Moonlight lived in retirement at the Aboriginal camp outside Boulia. From the mid-1960s he and his wife assisted Barry Blake to record the Kalkatungu language. Blake learned about tribal boundaries, place names, songs and grammar. From 1970 Lardie continued working with Blake and another linguist, Gavan Breen. Audiotapes (1966-75) of the Moonlights speaking Kalkatungu are held at the Australian Institute of Aboriginal and Torres Strait Islander Studies, Canberra. Michael and Lardie also provided information to R. E. M. Armstrong who studied the experiences of the Kalkadoon people after European settlement.

During a visit to comfort relations—whose son had been drowned while mustering stock on Davenport Downs station—Moonlight died on 29 September 1970 at Dajarra and was buried in Boulia cemetery with Methodist forms. He was survived by his wife, their three sons and one of their three daughters, and by two daughters and one of the three sons of his first marriage. Once his funeral expenses had been paid, his estate amounted to $97. Leslie Campbell's portrait of Moonlight and Lardie is held by the Stone House Museum, Boulia.

Select Bibliography

  • R. E. M. Armstrong, Kalkadoons (Brisb, nd)
  • B. Rosser, Dreamtime Nightmares (Canb, 1985)
  • North Queensland Register, 19 Nov 1955, 3 Oct 1970
  • North-West Star, 30 Sept 1970
  • Townsville Bulletin, 3 Oct 1970
  • Dept of Family Services and Aboriginal and Islander Affairs (Brisbane), file 8L/260, Lardie Moonlight (Queensland State Archives)
  • private information.

Citation details

Ysola Best, 'Moonlight, Michael (1889–1970)', Australian Dictionary of Biography, National Centre of Biography, Australian National University,, published first in hardcopy 2000, accessed online 17 April 2024.

This article was published in hardcopy in Australian Dictionary of Biography, Volume 15, (Melbourne University Press), 2000

View the front pages for Volume 15

© Copyright Australian Dictionary of Biography, 2006-2024

Life Summary [details]


Boulia, Queensland, Australia


29 September, 1970 (aged ~ 81)
Dajarra, Queensland, Australia

Cultural Heritage

Includes subject's nationality; their parents' nationality; the countries in which they spent a significant part of their childhood, and their self-identity.

Religious Influence

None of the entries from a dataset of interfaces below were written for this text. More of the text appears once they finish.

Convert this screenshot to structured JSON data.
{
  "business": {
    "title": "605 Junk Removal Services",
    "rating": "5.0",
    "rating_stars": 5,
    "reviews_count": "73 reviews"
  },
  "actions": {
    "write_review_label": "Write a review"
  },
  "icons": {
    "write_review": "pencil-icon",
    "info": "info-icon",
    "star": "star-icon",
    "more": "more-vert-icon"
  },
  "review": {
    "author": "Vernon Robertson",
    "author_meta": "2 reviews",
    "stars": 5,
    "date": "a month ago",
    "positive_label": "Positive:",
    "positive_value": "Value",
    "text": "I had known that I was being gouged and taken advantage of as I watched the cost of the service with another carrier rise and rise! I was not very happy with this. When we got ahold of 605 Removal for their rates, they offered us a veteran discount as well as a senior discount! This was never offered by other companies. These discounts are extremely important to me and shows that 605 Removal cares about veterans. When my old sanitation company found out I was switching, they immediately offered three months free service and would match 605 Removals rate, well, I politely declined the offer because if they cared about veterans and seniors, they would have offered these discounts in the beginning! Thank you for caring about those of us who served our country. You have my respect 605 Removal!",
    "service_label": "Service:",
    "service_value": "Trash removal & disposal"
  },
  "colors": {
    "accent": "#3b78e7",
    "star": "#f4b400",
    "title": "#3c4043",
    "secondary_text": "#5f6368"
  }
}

Includes the religion in which subjects were raised, have chosen themselves, attendance at religious schools and/or religious funeral rites; Atheism and Agnosticism have been included.